(Source data begins)
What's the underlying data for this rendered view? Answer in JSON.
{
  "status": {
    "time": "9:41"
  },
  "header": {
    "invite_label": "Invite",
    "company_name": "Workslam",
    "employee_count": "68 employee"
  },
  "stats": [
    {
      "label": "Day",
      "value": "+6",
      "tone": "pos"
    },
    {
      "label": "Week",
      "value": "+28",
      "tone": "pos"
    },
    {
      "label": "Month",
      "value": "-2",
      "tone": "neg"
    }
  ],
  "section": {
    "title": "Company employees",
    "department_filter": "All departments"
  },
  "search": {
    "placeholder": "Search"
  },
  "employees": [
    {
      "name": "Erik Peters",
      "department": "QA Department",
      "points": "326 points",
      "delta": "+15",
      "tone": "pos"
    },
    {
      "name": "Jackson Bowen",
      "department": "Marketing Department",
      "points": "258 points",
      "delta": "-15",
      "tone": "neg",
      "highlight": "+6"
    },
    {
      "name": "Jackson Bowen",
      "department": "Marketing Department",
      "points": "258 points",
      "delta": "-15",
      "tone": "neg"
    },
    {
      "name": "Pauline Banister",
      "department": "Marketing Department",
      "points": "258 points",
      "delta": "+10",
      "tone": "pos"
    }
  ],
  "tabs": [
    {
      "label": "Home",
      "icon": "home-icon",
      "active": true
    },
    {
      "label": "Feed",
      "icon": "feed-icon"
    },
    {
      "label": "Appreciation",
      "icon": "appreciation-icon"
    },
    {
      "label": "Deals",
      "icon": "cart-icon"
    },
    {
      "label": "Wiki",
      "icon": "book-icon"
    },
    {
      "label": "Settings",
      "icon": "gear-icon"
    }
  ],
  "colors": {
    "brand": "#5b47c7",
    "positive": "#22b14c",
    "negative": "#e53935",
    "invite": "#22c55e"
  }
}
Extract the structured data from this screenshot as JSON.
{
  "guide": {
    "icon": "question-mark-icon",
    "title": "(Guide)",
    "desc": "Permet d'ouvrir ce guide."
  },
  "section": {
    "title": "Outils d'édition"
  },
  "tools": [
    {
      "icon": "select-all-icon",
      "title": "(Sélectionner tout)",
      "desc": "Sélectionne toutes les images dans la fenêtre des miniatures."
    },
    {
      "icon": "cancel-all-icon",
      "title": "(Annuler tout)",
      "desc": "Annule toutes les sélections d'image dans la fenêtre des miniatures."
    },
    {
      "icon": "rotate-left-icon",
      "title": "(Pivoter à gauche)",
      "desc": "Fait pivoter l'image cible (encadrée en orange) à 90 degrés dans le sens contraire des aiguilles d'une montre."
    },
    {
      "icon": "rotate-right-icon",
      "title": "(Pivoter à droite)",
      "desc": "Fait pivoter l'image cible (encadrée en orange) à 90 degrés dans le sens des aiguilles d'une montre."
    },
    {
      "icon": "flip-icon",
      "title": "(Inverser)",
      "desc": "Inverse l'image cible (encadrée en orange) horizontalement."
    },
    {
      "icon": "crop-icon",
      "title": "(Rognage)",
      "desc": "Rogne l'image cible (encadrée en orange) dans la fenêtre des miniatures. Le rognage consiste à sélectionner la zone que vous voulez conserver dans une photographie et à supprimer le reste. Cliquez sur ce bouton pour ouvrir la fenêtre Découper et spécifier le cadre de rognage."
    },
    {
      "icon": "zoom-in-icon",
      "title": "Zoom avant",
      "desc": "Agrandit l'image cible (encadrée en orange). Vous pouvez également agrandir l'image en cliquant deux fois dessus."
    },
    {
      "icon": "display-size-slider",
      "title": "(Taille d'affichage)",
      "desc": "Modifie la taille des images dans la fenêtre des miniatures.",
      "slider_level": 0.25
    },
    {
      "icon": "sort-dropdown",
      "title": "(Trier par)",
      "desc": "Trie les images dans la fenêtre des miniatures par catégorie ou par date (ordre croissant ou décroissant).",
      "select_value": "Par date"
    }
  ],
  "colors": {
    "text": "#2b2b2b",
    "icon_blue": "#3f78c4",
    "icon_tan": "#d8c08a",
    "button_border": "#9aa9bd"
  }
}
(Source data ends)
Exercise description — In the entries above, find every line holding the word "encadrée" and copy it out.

Solution for this problem —
      "desc": "Fait pivoter l'image cible (encadrée en orange) à 90 degrés dans le sens contraire des aiguilles d'une montre."
      "desc": "Fait pivoter l'image cible (encadrée en orange) à 90 degrés dans le sens des aiguilles d'une montre."
      "desc": "Inverse l'image cible (encadrée en orange) horizontalement."
      "desc": "Rogne l'image cible (encadrée en orange) dans la fenêtre des miniatures. Le rognage consiste à sélectionner la zone que vous voulez conserver dans une photographie et à supprimer le reste. Cliquez sur ce bouton pour ouvrir la fenêtre Découper et spécifier le cadre de rognage."
      "desc": "Agrandit l'image cible (encadrée en orange). Vous pouvez également agrandir l'image en cliquant deux fois dessus."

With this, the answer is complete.